The records underneath are to be repeated exactly, with the pictures left out.

(Data for processing)

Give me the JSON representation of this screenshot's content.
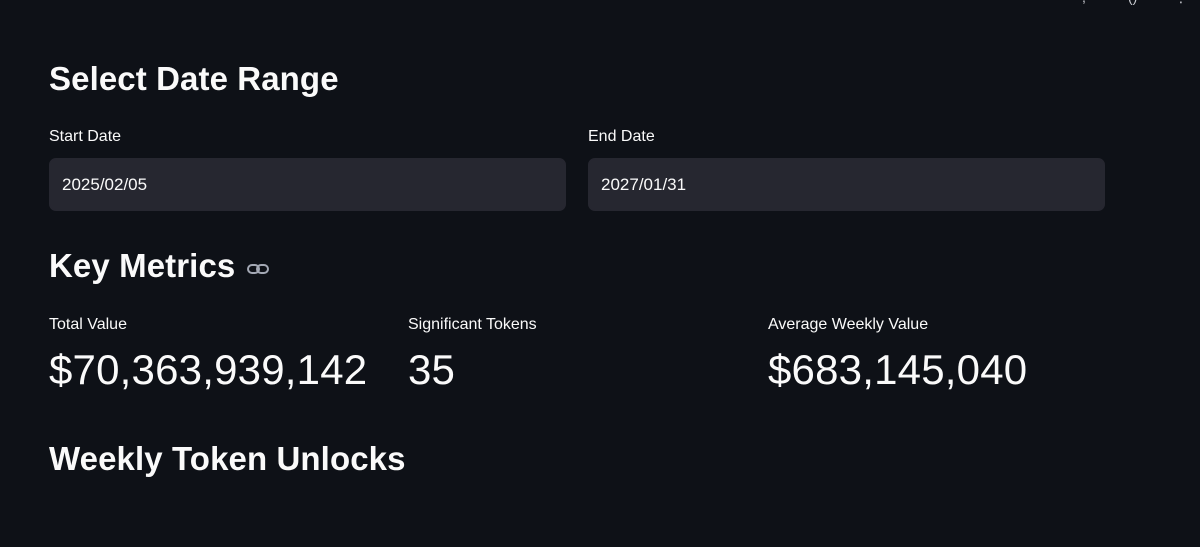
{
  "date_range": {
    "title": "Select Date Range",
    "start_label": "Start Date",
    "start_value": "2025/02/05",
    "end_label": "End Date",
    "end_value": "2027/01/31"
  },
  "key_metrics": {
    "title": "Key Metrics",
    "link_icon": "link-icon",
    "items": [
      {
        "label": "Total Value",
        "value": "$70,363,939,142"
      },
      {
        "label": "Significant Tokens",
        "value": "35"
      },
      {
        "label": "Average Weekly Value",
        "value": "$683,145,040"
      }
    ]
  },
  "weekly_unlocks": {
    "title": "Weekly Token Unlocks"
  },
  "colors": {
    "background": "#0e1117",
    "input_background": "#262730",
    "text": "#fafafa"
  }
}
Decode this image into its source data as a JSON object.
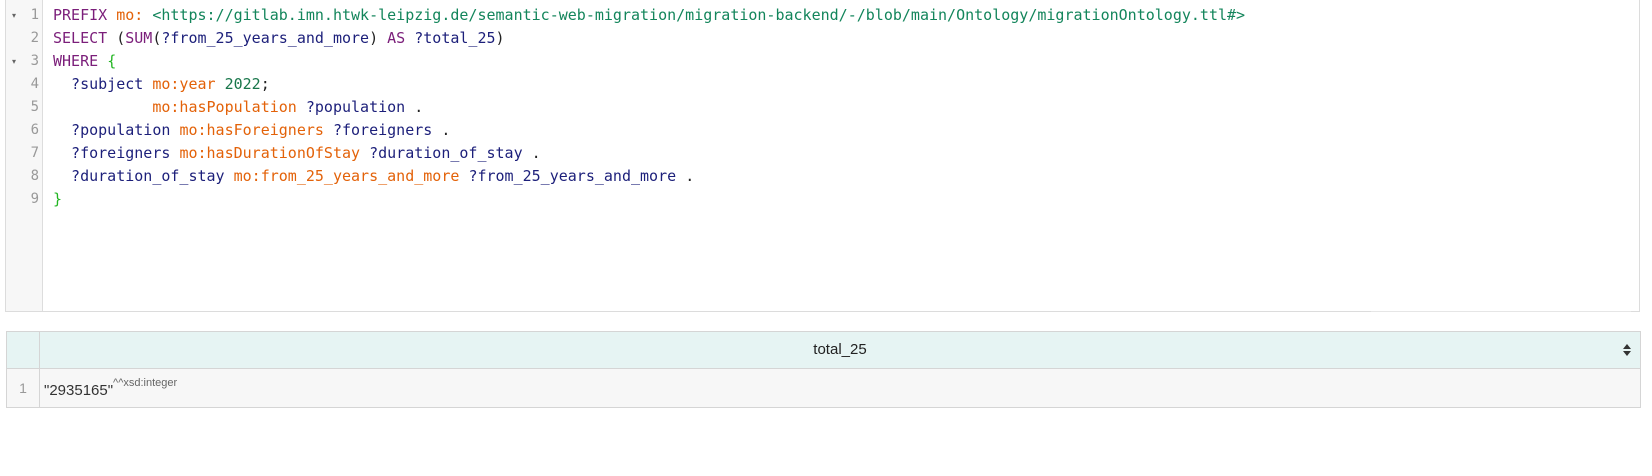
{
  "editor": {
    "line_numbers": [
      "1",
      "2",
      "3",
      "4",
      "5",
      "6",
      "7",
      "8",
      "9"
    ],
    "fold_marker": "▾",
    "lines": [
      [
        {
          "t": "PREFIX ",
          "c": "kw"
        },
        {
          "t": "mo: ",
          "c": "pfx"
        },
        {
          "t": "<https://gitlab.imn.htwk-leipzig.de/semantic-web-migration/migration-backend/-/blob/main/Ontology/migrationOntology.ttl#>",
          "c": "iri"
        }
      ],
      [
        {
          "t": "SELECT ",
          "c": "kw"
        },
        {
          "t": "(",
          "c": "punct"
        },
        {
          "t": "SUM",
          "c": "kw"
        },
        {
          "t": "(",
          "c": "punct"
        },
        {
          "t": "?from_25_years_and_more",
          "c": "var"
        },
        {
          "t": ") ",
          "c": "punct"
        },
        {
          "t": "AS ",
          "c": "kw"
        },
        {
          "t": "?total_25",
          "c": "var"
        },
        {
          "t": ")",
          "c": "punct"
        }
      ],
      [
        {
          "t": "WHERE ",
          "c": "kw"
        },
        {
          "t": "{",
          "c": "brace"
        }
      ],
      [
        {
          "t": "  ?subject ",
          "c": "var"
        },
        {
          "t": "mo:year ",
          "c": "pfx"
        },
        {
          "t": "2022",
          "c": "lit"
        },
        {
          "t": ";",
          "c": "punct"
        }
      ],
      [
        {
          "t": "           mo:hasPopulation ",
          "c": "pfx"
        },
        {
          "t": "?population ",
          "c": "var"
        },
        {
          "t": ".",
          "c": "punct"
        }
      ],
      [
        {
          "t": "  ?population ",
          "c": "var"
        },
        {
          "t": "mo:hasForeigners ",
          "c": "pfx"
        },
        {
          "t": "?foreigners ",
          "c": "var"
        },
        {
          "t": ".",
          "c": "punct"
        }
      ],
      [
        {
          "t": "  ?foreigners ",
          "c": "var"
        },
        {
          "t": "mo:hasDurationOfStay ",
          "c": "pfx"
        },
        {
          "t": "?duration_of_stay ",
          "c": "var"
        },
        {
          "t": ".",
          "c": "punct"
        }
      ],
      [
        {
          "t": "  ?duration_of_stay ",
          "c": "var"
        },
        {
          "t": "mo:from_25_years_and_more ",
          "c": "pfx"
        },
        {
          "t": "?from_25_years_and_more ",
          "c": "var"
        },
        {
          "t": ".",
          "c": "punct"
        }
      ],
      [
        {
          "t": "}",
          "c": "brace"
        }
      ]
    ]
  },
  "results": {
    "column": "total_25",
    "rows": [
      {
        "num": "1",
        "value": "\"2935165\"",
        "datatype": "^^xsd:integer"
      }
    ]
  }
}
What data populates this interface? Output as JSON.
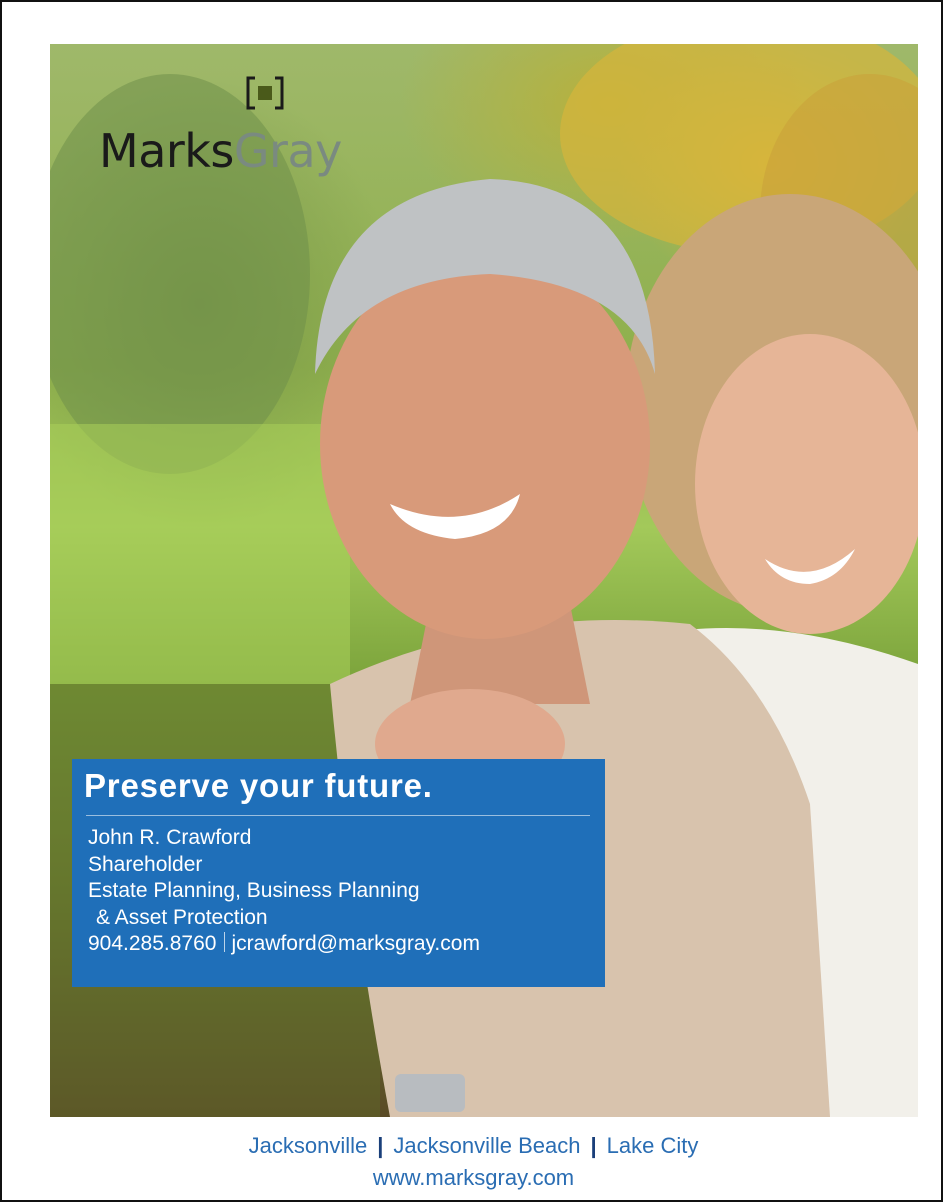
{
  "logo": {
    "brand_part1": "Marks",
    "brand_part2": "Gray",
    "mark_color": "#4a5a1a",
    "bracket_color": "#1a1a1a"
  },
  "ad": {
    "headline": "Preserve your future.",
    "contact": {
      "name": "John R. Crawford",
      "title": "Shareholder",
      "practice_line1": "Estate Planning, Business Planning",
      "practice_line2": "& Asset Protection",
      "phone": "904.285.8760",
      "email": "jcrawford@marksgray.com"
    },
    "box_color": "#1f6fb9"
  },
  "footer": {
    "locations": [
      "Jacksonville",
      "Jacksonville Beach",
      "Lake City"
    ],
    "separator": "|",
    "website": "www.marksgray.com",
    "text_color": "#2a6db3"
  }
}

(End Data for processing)

» Written reply:
Give me the JSON representation of this screenshot's content.
{
  "date_range": {
    "title": "Select Date Range",
    "start_label": "Start Date",
    "start_value": "2025/02/05",
    "end_label": "End Date",
    "end_value": "2027/01/31"
  },
  "key_metrics": {
    "title": "Key Metrics",
    "link_icon": "link-icon",
    "items": [
      {
        "label": "Total Value",
        "value": "$70,363,939,142"
      },
      {
        "label": "Significant Tokens",
        "value": "35"
      },
      {
        "label": "Average Weekly Value",
        "value": "$683,145,040"
      }
    ]
  },
  "weekly_unlocks": {
    "title": "Weekly Token Unlocks"
  },
  "colors": {
    "background": "#0e1117",
    "input_background": "#262730",
    "text": "#fafafa"
  }
}
Decode this image into its source data as a JSON object.
{
  "editor": {
    "line_numbers": [
      "1",
      "2",
      "3",
      "4",
      "5",
      "6",
      "7",
      "8",
      "9"
    ],
    "fold_marker": "▾",
    "lines": [
      [
        {
          "t": "PREFIX ",
          "c": "kw"
        },
        {
          "t": "mo: ",
          "c": "pfx"
        },
        {
          "t": "<https://gitlab.imn.htwk-leipzig.de/semantic-web-migration/migration-backend/-/blob/main/Ontology/migrationOntology.ttl#>",
          "c": "iri"
        }
      ],
      [
        {
          "t": "SELECT ",
          "c": "kw"
        },
        {
          "t": "(",
          "c": "punct"
        },
        {
          "t": "SUM",
          "c": "kw"
        },
        {
          "t": "(",
          "c": "punct"
        },
        {
          "t": "?from_25_years_and_more",
          "c": "var"
        },
        {
          "t": ") ",
          "c": "punct"
        },
        {
          "t": "AS ",
          "c": "kw"
        },
        {
          "t": "?total_25",
          "c": "var"
        },
        {
          "t": ")",
          "c": "punct"
        }
      ],
      [
        {
          "t": "WHERE ",
          "c": "kw"
        },
        {
          "t": "{",
          "c": "brace"
        }
      ],
      [
        {
          "t": "  ?subject ",
          "c": "var"
        },
        {
          "t": "mo:year ",
          "c": "pfx"
        },
        {
          "t": "2022",
          "c": "lit"
        },
        {
          "t": ";",
          "c": "punct"
        }
      ],
      [
        {
          "t": "           mo:hasPopulation ",
          "c": "pfx"
        },
        {
          "t": "?population ",
          "c": "var"
        },
        {
          "t": ".",
          "c": "punct"
        }
      ],
      [
        {
          "t": "  ?population ",
          "c": "var"
        },
        {
          "t": "mo:hasForeigners ",
          "c": "pfx"
        },
        {
          "t": "?foreigners ",
          "c": "var"
        },
        {
          "t": ".",
          "c": "punct"
        }
      ],
      [
        {
          "t": "  ?foreigners ",
          "c": "var"
        },
        {
          "t": "mo:hasDurationOfStay ",
          "c": "pfx"
        },
        {
          "t": "?duration_of_stay ",
          "c": "var"
        },
        {
          "t": ".",
          "c": "punct"
        }
      ],
      [
        {
          "t": "  ?duration_of_stay ",
          "c": "var"
        },
        {
          "t": "mo:from_25_years_and_more ",
          "c": "pfx"
        },
        {
          "t": "?from_25_years_and_more ",
          "c": "var"
        },
        {
          "t": ".",
          "c": "punct"
        }
      ],
      [
        {
          "t": "}",
          "c": "brace"
        }
      ]
    ]
  },
  "results": {
    "column": "total_25",
    "rows": [
      {
        "num": "1",
        "value": "\"2935165\"",
        "datatype": "^^xsd:integer"
      }
    ]
  }
}
What data populates this interface? Output as JSON.
{
  "logo": {
    "brand_part1": "Marks",
    "brand_part2": "Gray",
    "mark_color": "#4a5a1a",
    "bracket_color": "#1a1a1a"
  },
  "ad": {
    "headline": "Preserve your future.",
    "contact": {
      "name": "John R. Crawford",
      "title": "Shareholder",
      "practice_line1": "Estate Planning, Business Planning",
      "practice_line2": "& Asset Protection",
      "phone": "904.285.8760",
      "email": "jcrawford@marksgray.com"
    },
    "box_color": "#1f6fb9"
  },
  "footer": {
    "locations": [
      "Jacksonville",
      "Jacksonville Beach",
      "Lake City"
    ],
    "separator": "|",
    "website": "www.marksgray.com",
    "text_color": "#2a6db3"
  }
}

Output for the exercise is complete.